Today we interact with a relatively diverse set of people who have very different sets of values. And we must find a way to get along with all of them.
Personally I think this is good. But it is also somewhat disorienting for humans who come pre-loaded with psychologies that were designed for simpler circumstances.
Today we are also more likely to have jobs that require us to act out of step with our values.
And we are more apt to change our values as we grow up and move away from our families and childhood friends. This can cause us to be out of step with people in our lives who still might have considerable influence over our well being.
And so on.
How the modern world frustrates our desire for relatedness

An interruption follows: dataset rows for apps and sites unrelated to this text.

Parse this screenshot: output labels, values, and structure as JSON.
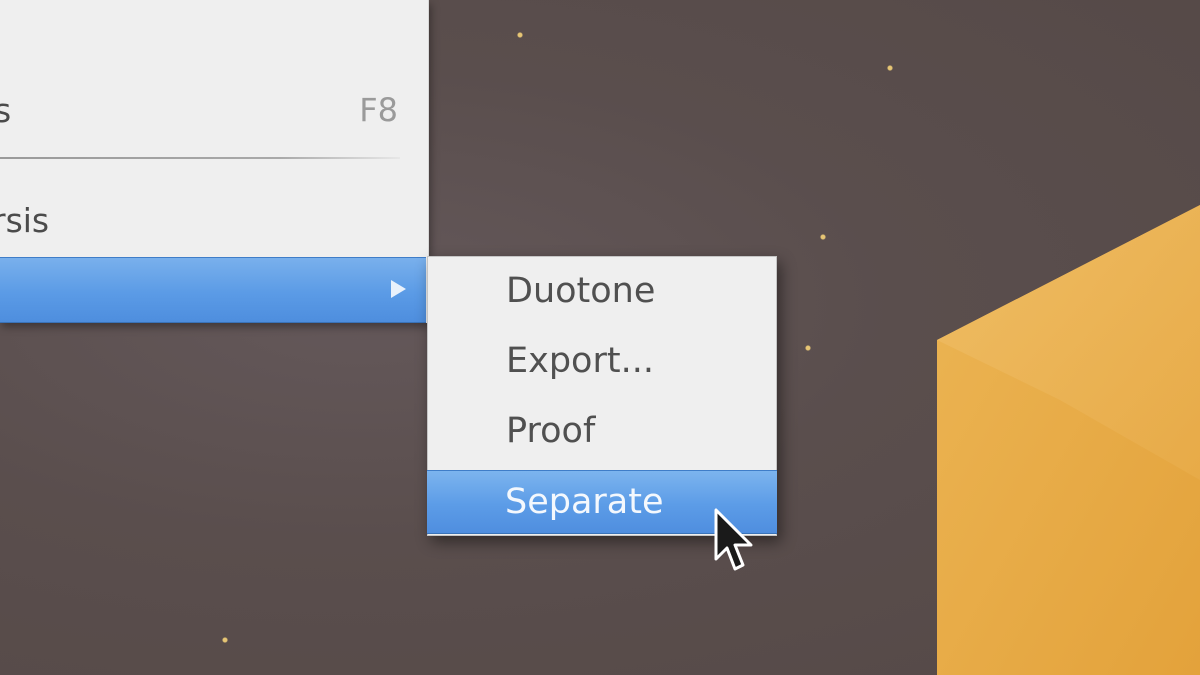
{
  "main_menu": {
    "item_partial_1": {
      "label": "s",
      "shortcut": "F8"
    },
    "item_partial_2": {
      "label": "rsis"
    },
    "highlighted_item": {
      "arrow_icon": "submenu-arrow-icon"
    }
  },
  "submenu": {
    "items": [
      {
        "label": "Duotone"
      },
      {
        "label": "Export..."
      },
      {
        "label": "Proof"
      },
      {
        "label": "Separate",
        "selected": true
      }
    ]
  },
  "colors": {
    "selection": "#5b9be6",
    "menu_background": "#efefef",
    "desktop": "#5b4f4d",
    "accent_shape": "#e3a640"
  },
  "cursor": {
    "icon": "pointer-arrow-icon"
  }
}
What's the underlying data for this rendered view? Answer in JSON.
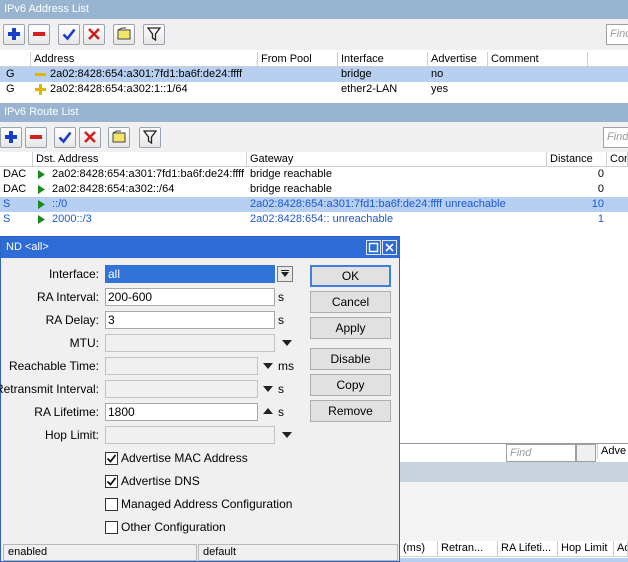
{
  "addr_window": {
    "title": "IPv6 Address List",
    "find_placeholder": "Find",
    "columns": [
      "Address",
      "From Pool",
      "Interface",
      "Advertise",
      "Comment"
    ],
    "rows": [
      {
        "flag": "G",
        "address": "2a02:8428:654:a301:7fd1:ba6f:de24:ffff",
        "from_pool": "",
        "interface": "bridge",
        "advertise": "no",
        "comment": ""
      },
      {
        "flag": "G",
        "address": "2a02:8428:654:a302:1::1/64",
        "from_pool": "",
        "interface": "ether2-LAN",
        "advertise": "yes",
        "comment": ""
      }
    ]
  },
  "route_window": {
    "title": "IPv6 Route List",
    "find_placeholder": "Find",
    "columns": [
      "Dst. Address",
      "Gateway",
      "Distance",
      "Com"
    ],
    "rows": [
      {
        "flag": "DAC",
        "dst": "2a02:8428:654:a301:7fd1:ba6f:de24:ffff",
        "gateway": "bridge reachable",
        "distance": "0"
      },
      {
        "flag": "DAC",
        "dst": "2a02:8428:654:a302::/64",
        "gateway": "bridge reachable",
        "distance": "0"
      },
      {
        "flag": "S",
        "dst": "::/0",
        "gateway": "2a02:8428:654:a301:7fd1:ba6f:de24:ffff unreachable",
        "distance": "10"
      },
      {
        "flag": "S",
        "dst": "2000::/3",
        "gateway": "2a02:8428:654:: unreachable",
        "distance": "1"
      }
    ]
  },
  "behind_window": {
    "find_placeholder": "Find",
    "column_partial": "Adve",
    "columns": [
      "(ms)",
      "Retran...",
      "RA Lifeti...",
      "Hop Limit",
      "Ad"
    ]
  },
  "nd_dialog": {
    "title": "ND <all>",
    "fields": {
      "interface": {
        "label": "Interface:",
        "value": "all"
      },
      "ra_interval": {
        "label": "RA Interval:",
        "value": "200-600",
        "unit": "s"
      },
      "ra_delay": {
        "label": "RA Delay:",
        "value": "3",
        "unit": "s"
      },
      "mtu": {
        "label": "MTU:",
        "value": ""
      },
      "reachable_time": {
        "label": "Reachable Time:",
        "value": "",
        "unit": "ms"
      },
      "retransmit_interval": {
        "label": "Retransmit Interval:",
        "value": "",
        "unit": "s"
      },
      "ra_lifetime": {
        "label": "RA Lifetime:",
        "value": "1800",
        "unit": "s"
      },
      "hop_limit": {
        "label": "Hop Limit:",
        "value": ""
      }
    },
    "checkboxes": [
      {
        "label": "Advertise MAC Address",
        "checked": true
      },
      {
        "label": "Advertise DNS",
        "checked": true
      },
      {
        "label": "Managed Address Configuration",
        "checked": false
      },
      {
        "label": "Other Configuration",
        "checked": false
      }
    ],
    "buttons": {
      "ok": "OK",
      "cancel": "Cancel",
      "apply": "Apply",
      "disable": "Disable",
      "copy": "Copy",
      "remove": "Remove"
    },
    "status": {
      "left": "enabled",
      "right": "default"
    }
  },
  "colors": {
    "title_inactive": "#99b4d1",
    "title_active": "#2d6bd6",
    "selection": "#b7cff0",
    "link_blue": "#1e58d2",
    "add_icon": "#1a3ec8",
    "remove_icon": "#d02020"
  }
}
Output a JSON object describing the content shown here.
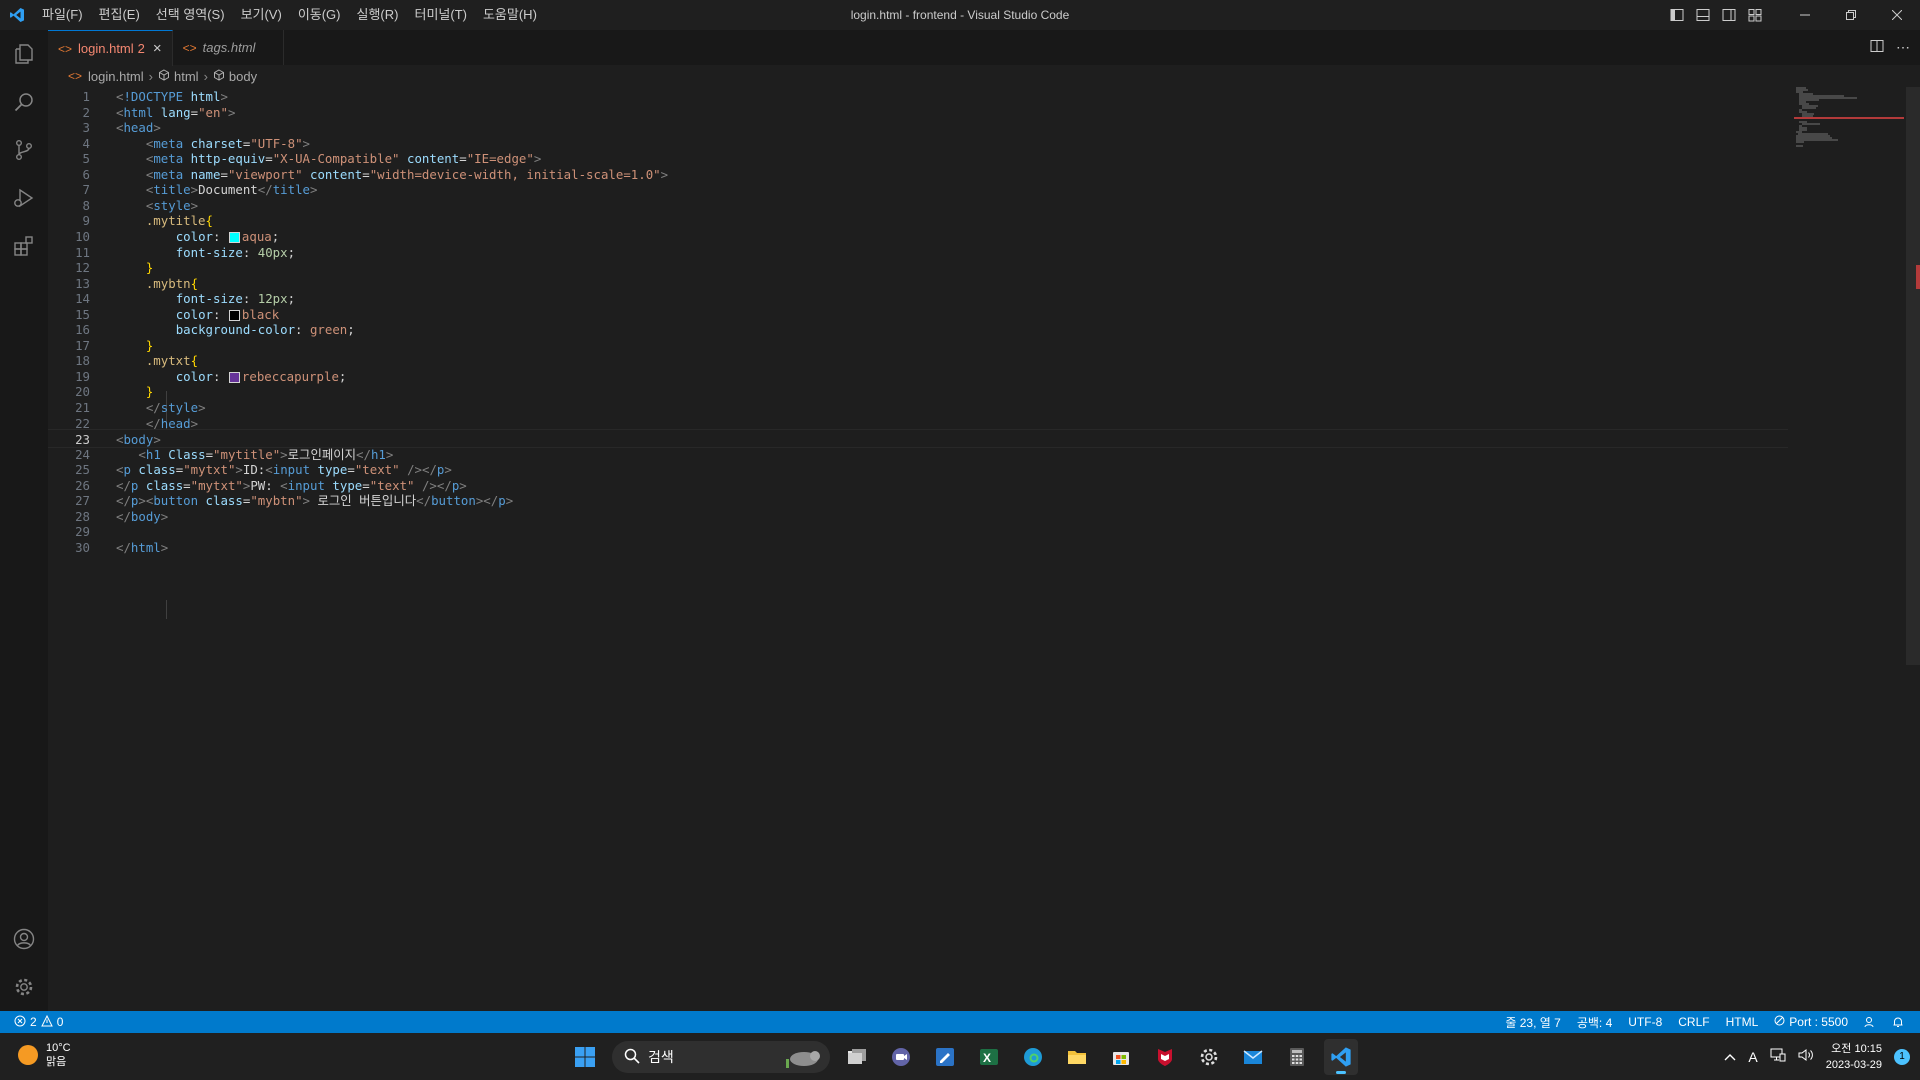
{
  "window": {
    "title": "login.html - frontend - Visual Studio Code",
    "menu": [
      "파일(F)",
      "편집(E)",
      "선택 영역(S)",
      "보기(V)",
      "이동(G)",
      "실행(R)",
      "터미널(T)",
      "도움말(H)"
    ]
  },
  "tabs": [
    {
      "label": "login.html",
      "badge": "2",
      "active": true,
      "close": "×"
    },
    {
      "label": "tags.html",
      "active": false
    }
  ],
  "breadcrumb": [
    "login.html",
    "html",
    "body"
  ],
  "editor": {
    "current_line": 23,
    "lines": [
      [
        [
          "t-tag",
          "<"
        ],
        [
          "t-name",
          "!DOCTYPE"
        ],
        [
          "t-text",
          " "
        ],
        [
          "t-attr",
          "html"
        ],
        [
          "t-tag",
          ">"
        ]
      ],
      [
        [
          "t-tag",
          "<"
        ],
        [
          "t-name",
          "html"
        ],
        [
          "t-text",
          " "
        ],
        [
          "t-attr",
          "lang"
        ],
        [
          "t-text",
          "="
        ],
        [
          "t-str",
          "\"en\""
        ],
        [
          "t-tag",
          ">"
        ]
      ],
      [
        [
          "t-tag",
          "<"
        ],
        [
          "t-name",
          "head"
        ],
        [
          "t-tag",
          ">"
        ]
      ],
      [
        [
          "t-text",
          "    "
        ],
        [
          "t-tag",
          "<"
        ],
        [
          "t-name",
          "meta"
        ],
        [
          "t-text",
          " "
        ],
        [
          "t-attr",
          "charset"
        ],
        [
          "t-text",
          "="
        ],
        [
          "t-str",
          "\"UTF-8\""
        ],
        [
          "t-tag",
          ">"
        ]
      ],
      [
        [
          "t-text",
          "    "
        ],
        [
          "t-tag",
          "<"
        ],
        [
          "t-name",
          "meta"
        ],
        [
          "t-text",
          " "
        ],
        [
          "t-attr",
          "http-equiv"
        ],
        [
          "t-text",
          "="
        ],
        [
          "t-str",
          "\"X-UA-Compatible\""
        ],
        [
          "t-text",
          " "
        ],
        [
          "t-attr",
          "content"
        ],
        [
          "t-text",
          "="
        ],
        [
          "t-str",
          "\"IE=edge\""
        ],
        [
          "t-tag",
          ">"
        ]
      ],
      [
        [
          "t-text",
          "    "
        ],
        [
          "t-tag",
          "<"
        ],
        [
          "t-name",
          "meta"
        ],
        [
          "t-text",
          " "
        ],
        [
          "t-attr",
          "name"
        ],
        [
          "t-text",
          "="
        ],
        [
          "t-str",
          "\"viewport\""
        ],
        [
          "t-text",
          " "
        ],
        [
          "t-attr",
          "content"
        ],
        [
          "t-text",
          "="
        ],
        [
          "t-str",
          "\"width=device-width, initial-scale=1.0\""
        ],
        [
          "t-tag",
          ">"
        ]
      ],
      [
        [
          "t-text",
          "    "
        ],
        [
          "t-tag",
          "<"
        ],
        [
          "t-name",
          "title"
        ],
        [
          "t-tag",
          ">"
        ],
        [
          "t-text",
          "Document"
        ],
        [
          "t-tag",
          "</"
        ],
        [
          "t-name",
          "title"
        ],
        [
          "t-tag",
          ">"
        ]
      ],
      [
        [
          "t-text",
          "    "
        ],
        [
          "t-tag",
          "<"
        ],
        [
          "t-name",
          "style"
        ],
        [
          "t-tag",
          ">"
        ]
      ],
      [
        [
          "t-text",
          "    "
        ],
        [
          "t-sel",
          ".mytitle"
        ],
        [
          "t-brace",
          "{"
        ]
      ],
      [
        [
          "t-text",
          "        "
        ],
        [
          "t-prop",
          "color"
        ],
        [
          "t-text",
          ": "
        ],
        [
          "swatch",
          "#00ffff"
        ],
        [
          "t-str",
          "aqua"
        ],
        [
          "t-text",
          ";"
        ]
      ],
      [
        [
          "t-text",
          "        "
        ],
        [
          "t-prop",
          "font-size"
        ],
        [
          "t-text",
          ": "
        ],
        [
          "t-num",
          "40px"
        ],
        [
          "t-text",
          ";"
        ]
      ],
      [
        [
          "t-text",
          "    "
        ],
        [
          "t-brace",
          "}"
        ]
      ],
      [
        [
          "t-text",
          "    "
        ],
        [
          "t-sel",
          ".mybtn"
        ],
        [
          "t-brace",
          "{"
        ]
      ],
      [
        [
          "t-text",
          "        "
        ],
        [
          "t-prop",
          "font-size"
        ],
        [
          "t-text",
          ": "
        ],
        [
          "t-num",
          "12px"
        ],
        [
          "t-text",
          ";"
        ]
      ],
      [
        [
          "t-text",
          "        "
        ],
        [
          "t-prop",
          "color"
        ],
        [
          "t-text",
          ": "
        ],
        [
          "swatch",
          "#000000"
        ],
        [
          "t-str",
          "black"
        ]
      ],
      [
        [
          "t-text",
          "        "
        ],
        [
          "t-prop",
          "background-color"
        ],
        [
          "t-text",
          ": "
        ],
        [
          "t-str",
          "green"
        ],
        [
          "t-text",
          ";"
        ]
      ],
      [
        [
          "t-text",
          "    "
        ],
        [
          "t-brace",
          "}"
        ]
      ],
      [
        [
          "t-text",
          "    "
        ],
        [
          "t-sel",
          ".mytxt"
        ],
        [
          "t-brace",
          "{"
        ]
      ],
      [
        [
          "t-text",
          "        "
        ],
        [
          "t-prop",
          "color"
        ],
        [
          "t-text",
          ": "
        ],
        [
          "swatch",
          "#663399"
        ],
        [
          "t-str",
          "rebeccapurple"
        ],
        [
          "t-text",
          ";"
        ]
      ],
      [
        [
          "t-text",
          "    "
        ],
        [
          "t-brace",
          "}"
        ]
      ],
      [
        [
          "t-text",
          "    "
        ],
        [
          "t-tag",
          "</"
        ],
        [
          "t-name",
          "style"
        ],
        [
          "t-tag",
          ">"
        ]
      ],
      [
        [
          "t-text",
          "    "
        ],
        [
          "t-tag",
          "</"
        ],
        [
          "t-name",
          "head"
        ],
        [
          "t-tag",
          ">"
        ]
      ],
      [
        [
          "t-tag",
          "<"
        ],
        [
          "t-name",
          "body"
        ],
        [
          "t-tag",
          ">"
        ]
      ],
      [
        [
          "t-text",
          "   "
        ],
        [
          "t-tag",
          "<"
        ],
        [
          "t-name",
          "h1"
        ],
        [
          "t-text",
          " "
        ],
        [
          "t-attr",
          "Class"
        ],
        [
          "t-text",
          "="
        ],
        [
          "t-str",
          "\"mytitle\""
        ],
        [
          "t-tag",
          ">"
        ],
        [
          "t-text",
          "로그인페이지"
        ],
        [
          "t-tag",
          "</"
        ],
        [
          "t-name",
          "h1"
        ],
        [
          "t-tag",
          ">"
        ]
      ],
      [
        [
          "t-tag",
          "<"
        ],
        [
          "t-name",
          "p"
        ],
        [
          "t-text",
          " "
        ],
        [
          "t-attr",
          "class"
        ],
        [
          "t-text",
          "="
        ],
        [
          "t-str",
          "\"mytxt\""
        ],
        [
          "t-tag",
          ">"
        ],
        [
          "t-text",
          "ID:"
        ],
        [
          "t-tag",
          "<"
        ],
        [
          "t-name",
          "input"
        ],
        [
          "t-text",
          " "
        ],
        [
          "t-attr",
          "type"
        ],
        [
          "t-text",
          "="
        ],
        [
          "t-str",
          "\"text\""
        ],
        [
          "t-text",
          " "
        ],
        [
          "t-tag",
          "/></"
        ],
        [
          "t-name",
          "p"
        ],
        [
          "t-tag",
          ">"
        ]
      ],
      [
        [
          "t-tag",
          "</"
        ],
        [
          "t-name",
          "p"
        ],
        [
          "t-text",
          " "
        ],
        [
          "t-attr",
          "class"
        ],
        [
          "t-text",
          "="
        ],
        [
          "t-str",
          "\"mytxt\""
        ],
        [
          "t-tag",
          ">"
        ],
        [
          "t-text",
          "PW: "
        ],
        [
          "t-tag",
          "<"
        ],
        [
          "t-name",
          "input"
        ],
        [
          "t-text",
          " "
        ],
        [
          "t-attr",
          "type"
        ],
        [
          "t-text",
          "="
        ],
        [
          "t-str",
          "\"text\""
        ],
        [
          "t-text",
          " "
        ],
        [
          "t-tag",
          "/></"
        ],
        [
          "t-name",
          "p"
        ],
        [
          "t-tag",
          ">"
        ]
      ],
      [
        [
          "t-tag",
          "</"
        ],
        [
          "t-name",
          "p"
        ],
        [
          "t-tag",
          "><"
        ],
        [
          "t-name",
          "button"
        ],
        [
          "t-text",
          " "
        ],
        [
          "t-attr",
          "class"
        ],
        [
          "t-text",
          "="
        ],
        [
          "t-str",
          "\"mybtn\""
        ],
        [
          "t-tag",
          ">"
        ],
        [
          "t-text",
          " 로그인 버튼입니다"
        ],
        [
          "t-tag",
          "</"
        ],
        [
          "t-name",
          "button"
        ],
        [
          "t-tag",
          "></"
        ],
        [
          "t-name",
          "p"
        ],
        [
          "t-tag",
          ">"
        ]
      ],
      [
        [
          "t-tag",
          "</"
        ],
        [
          "t-name",
          "body"
        ],
        [
          "t-tag",
          ">"
        ]
      ],
      [],
      [
        [
          "t-tag",
          "</"
        ],
        [
          "t-name",
          "html"
        ],
        [
          "t-tag",
          ">"
        ]
      ]
    ]
  },
  "statusbar": {
    "errors": "2",
    "warnings": "0",
    "position": "줄 23, 열 7",
    "spaces": "공백: 4",
    "encoding": "UTF-8",
    "eol": "CRLF",
    "language": "HTML",
    "port": "Port : 5500"
  },
  "taskbar": {
    "weather_temp": "10°C",
    "weather_desc": "맑음",
    "search_placeholder": "검색",
    "time": "오전 10:15",
    "date": "2023-03-29",
    "notifications": "1",
    "ime": "A"
  },
  "colors": {
    "accent": "#007acc",
    "editor_bg": "#1e1e1e",
    "error": "#f14c4c"
  }
}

It’s easy to imagine that in many tribes everyone felt that they were valuable members of the tribe. And it was easy to define who was in your tribe.
Today we have our sense of relatedness spread out over many overlapping groups. Bonds are not as close and fierce anymore.
Again, this is good in some ways, but there is a part of many people that longs for those close bonds that used to happen naturally when life was simpler.
And that’s not all . . .
In addition to those things, life is just more complicated. We have to keep track of more things to function in modern societies. And if you live in an area where jobs are scarce, life will be hard in the good old fashioned way it’s always been hard (on top of all the new ways life is hard).
But let’s not lose perspective here. Life is also easier today in many ways than it was in tribal or village life We have running water and electricity in our homes. If we ARE out of step with the values of our families, we CAN find people to be with who accept us or share our values. We have better medicine, more consistent food choices, an so on.
Personally, I would not trade modern life for tribal or village life. Tribal life was no picnic, and not every tribe matched the romantic ideal we might fantasize about when we want to retreat from modern complexity.
But it’s good to acknowledge the obstacles we face when trying to make a tribal psychology work in our large rapidly changing cosmopolitan world.
NOTE: I’ve also poured my heart into a more comprehensive treatment of these themes in the essay:
Original Author: Jim Stone